The Lyonnaise Renaissance began in the middle of the 15th century, with the inauguration of the Lyon fairs by the King of France. This event suddenly places the city at the heart of the great European trade and energizes the episcopal city. Soon, new communities, mostly Italian, come to settle in the city. Lyon became a beacon of the Renaissance, including intense banking and editorial activities.
The musical life of Lyon, at that time, remains difficult to quantify. It seems however more limited than the literary life or the musical activity in Paris or in the main Italian cities.
Many of the musicians who have worked in Lyon have not spent their entire career there, and sometimes only the edition of one or more books of music testifies to their passage. In particular, there seems to have been no significant musical activity in the churches of Lyon, except in the Florentine communities.
The canons of the primacy of St. John refuse any change in their way of conducting the services, making sure to remain plainchant. It is the same for the chapels submitted to their authority, in the rest on does not identify any master of chapel.
Only in the Notre-Dame de Confort church, parish of the Florentine community of Lyon, is there a real musical activity, due to the Florentine organist Francesco Layolle, very involved in music publishing alongside of the printer-librarian Jacques Moderne.
He occupies a singular place in the publishing industry of Lyon Renaissance devoting most of its resources to European-wide musical projects. He dedicates the remainder of his activity to cheap publications of books of common use.
Originally from Istria, he came to Lyon in around 1523, in connection with the Florentine colony and took advantage in particular of his relations in Italy to publish the best of the European repertory which he diffuses then via the fairs of Lyon. Developing, at the same time as his Parisian competitor Attaingnant, printer of the king, a new technique with mobile musical characters, he represents the first alternative to Parisian editions.
With the support of Francesco di Layolle, he publishes an eight-volume edition called Motetti del Fiore. Printed in Lyon, it is one of the largest collections of motets from the first half of the 16th century. Alongside the works of Gombert, Willaert, Verdelot… known throughout Europe, are the music of French composers, from the Lyon region and surrounding areas.

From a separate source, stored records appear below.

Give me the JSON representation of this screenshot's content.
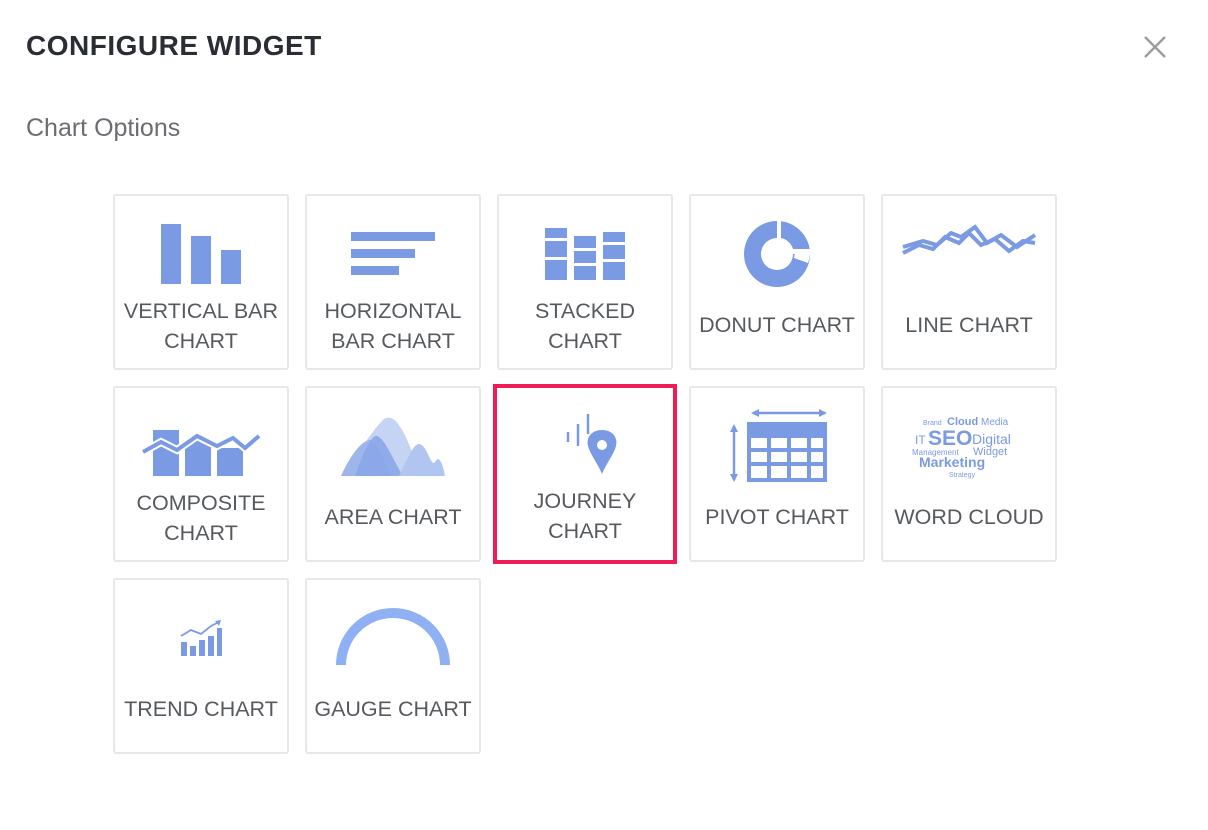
{
  "modal": {
    "title": "CONFIGURE WIDGET",
    "section_label": "Chart Options"
  },
  "tiles": [
    {
      "label": "VERTICAL BAR CHART",
      "icon": "vertical-bar-chart-icon"
    },
    {
      "label": "HORIZONTAL BAR CHART",
      "icon": "horizontal-bar-chart-icon"
    },
    {
      "label": "STACKED CHART",
      "icon": "stacked-chart-icon"
    },
    {
      "label": "DONUT CHART",
      "icon": "donut-chart-icon"
    },
    {
      "label": "LINE CHART",
      "icon": "line-chart-icon"
    },
    {
      "label": "COMPOSITE CHART",
      "icon": "composite-chart-icon"
    },
    {
      "label": "AREA CHART",
      "icon": "area-chart-icon"
    },
    {
      "label": "JOURNEY CHART",
      "icon": "journey-chart-icon",
      "selected": true
    },
    {
      "label": "PIVOT CHART",
      "icon": "pivot-chart-icon"
    },
    {
      "label": "WORD CLOUD",
      "icon": "word-cloud-icon"
    },
    {
      "label": "TREND CHART",
      "icon": "trend-chart-icon"
    },
    {
      "label": "GAUGE CHART",
      "icon": "gauge-chart-icon"
    }
  ],
  "word_cloud_words": [
    "Brand",
    "Cloud",
    "Media",
    "IT",
    "SEO",
    "Digital",
    "Management",
    "Widget",
    "Marketing",
    "Strategy"
  ],
  "colors": {
    "icon": "#7a9be3",
    "icon_light": "#a9bff0",
    "selected_border": "#ee1c57",
    "tile_border": "#e7e8ea"
  }
}
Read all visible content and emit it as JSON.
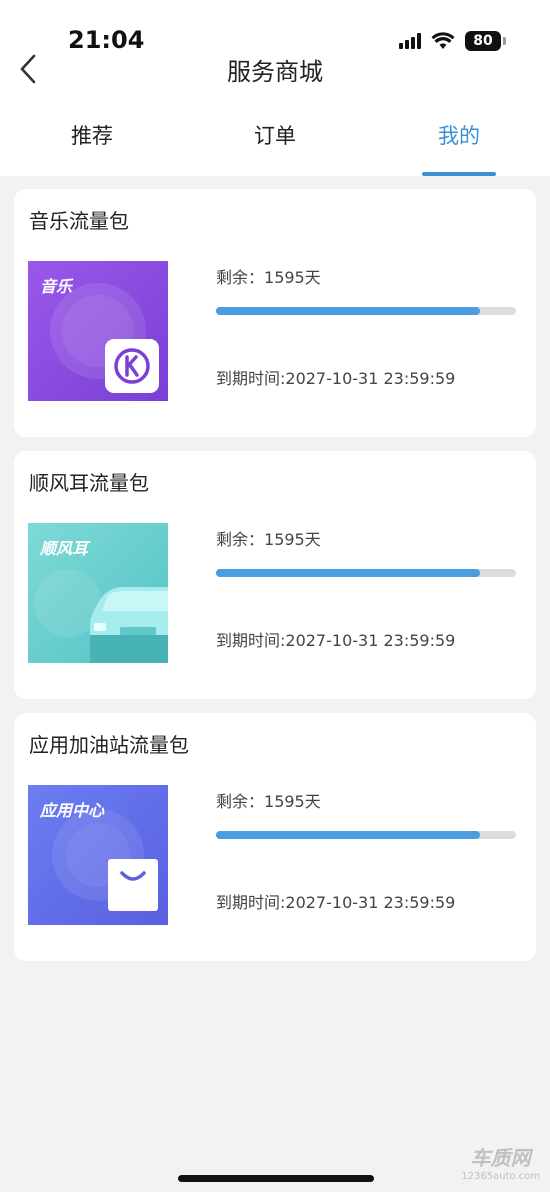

A unique liturgical repertoire appears.
He reveals to us poignant works, related to the penitential theme (Psalms of David), very popular in Lyon circles, and imported to France from the Florence Savonarola